Within the data below, count the lines that include the word "hour". Provide the number and nothing further.
[[ Supplied information open ]]
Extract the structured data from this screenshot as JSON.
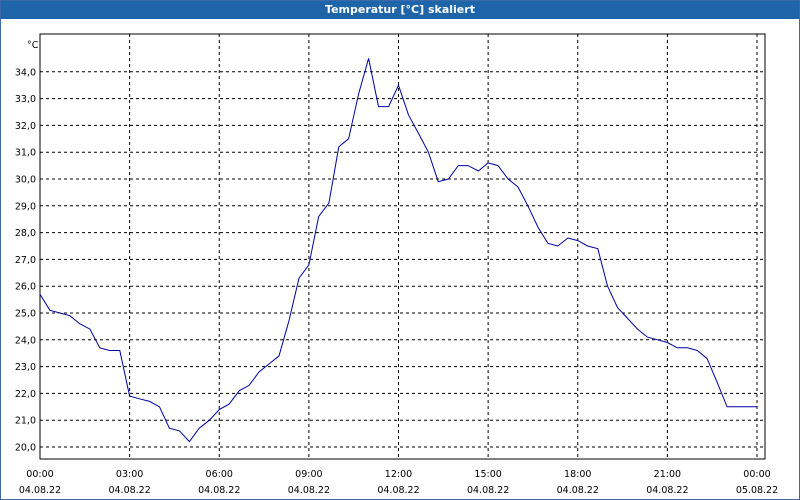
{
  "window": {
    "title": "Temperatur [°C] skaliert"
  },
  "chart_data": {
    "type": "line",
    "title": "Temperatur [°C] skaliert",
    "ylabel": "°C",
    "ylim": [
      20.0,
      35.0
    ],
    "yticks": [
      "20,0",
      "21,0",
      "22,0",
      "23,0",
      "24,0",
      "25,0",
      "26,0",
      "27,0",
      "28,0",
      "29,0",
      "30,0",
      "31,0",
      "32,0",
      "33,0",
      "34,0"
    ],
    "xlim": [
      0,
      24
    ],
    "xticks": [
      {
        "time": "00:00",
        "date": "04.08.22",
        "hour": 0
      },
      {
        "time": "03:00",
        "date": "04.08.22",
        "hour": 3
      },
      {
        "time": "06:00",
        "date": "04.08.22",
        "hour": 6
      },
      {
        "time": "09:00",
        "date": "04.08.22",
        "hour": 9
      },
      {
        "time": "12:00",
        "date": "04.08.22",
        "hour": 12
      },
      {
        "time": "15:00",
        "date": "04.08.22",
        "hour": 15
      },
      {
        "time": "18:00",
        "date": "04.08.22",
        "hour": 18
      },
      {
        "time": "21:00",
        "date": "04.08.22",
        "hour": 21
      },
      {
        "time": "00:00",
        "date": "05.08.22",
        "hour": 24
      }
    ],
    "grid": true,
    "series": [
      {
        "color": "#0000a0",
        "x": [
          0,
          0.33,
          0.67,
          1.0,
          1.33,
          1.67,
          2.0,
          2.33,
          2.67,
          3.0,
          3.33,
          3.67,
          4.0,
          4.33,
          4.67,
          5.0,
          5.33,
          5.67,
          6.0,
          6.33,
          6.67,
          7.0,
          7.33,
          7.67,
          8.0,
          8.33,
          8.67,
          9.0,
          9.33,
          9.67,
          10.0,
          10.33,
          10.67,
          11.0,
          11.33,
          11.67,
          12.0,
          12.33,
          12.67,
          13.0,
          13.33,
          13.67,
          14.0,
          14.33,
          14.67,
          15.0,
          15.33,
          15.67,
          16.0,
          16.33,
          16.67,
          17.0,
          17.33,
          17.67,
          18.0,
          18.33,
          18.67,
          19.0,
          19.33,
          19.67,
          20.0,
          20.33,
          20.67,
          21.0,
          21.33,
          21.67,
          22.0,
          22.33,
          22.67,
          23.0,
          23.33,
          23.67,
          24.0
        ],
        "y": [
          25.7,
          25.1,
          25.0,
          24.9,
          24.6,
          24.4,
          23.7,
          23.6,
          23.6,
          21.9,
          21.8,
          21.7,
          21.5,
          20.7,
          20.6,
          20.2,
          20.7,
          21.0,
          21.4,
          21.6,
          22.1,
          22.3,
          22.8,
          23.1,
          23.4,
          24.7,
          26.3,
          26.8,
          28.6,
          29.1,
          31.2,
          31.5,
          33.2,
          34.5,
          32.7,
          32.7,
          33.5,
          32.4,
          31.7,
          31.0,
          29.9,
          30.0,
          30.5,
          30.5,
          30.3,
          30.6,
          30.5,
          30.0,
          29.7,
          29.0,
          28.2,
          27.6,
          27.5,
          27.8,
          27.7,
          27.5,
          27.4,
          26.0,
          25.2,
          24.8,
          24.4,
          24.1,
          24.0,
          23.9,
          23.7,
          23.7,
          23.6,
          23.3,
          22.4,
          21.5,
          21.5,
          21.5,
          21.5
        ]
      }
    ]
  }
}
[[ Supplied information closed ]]
* [Exercise output]: 9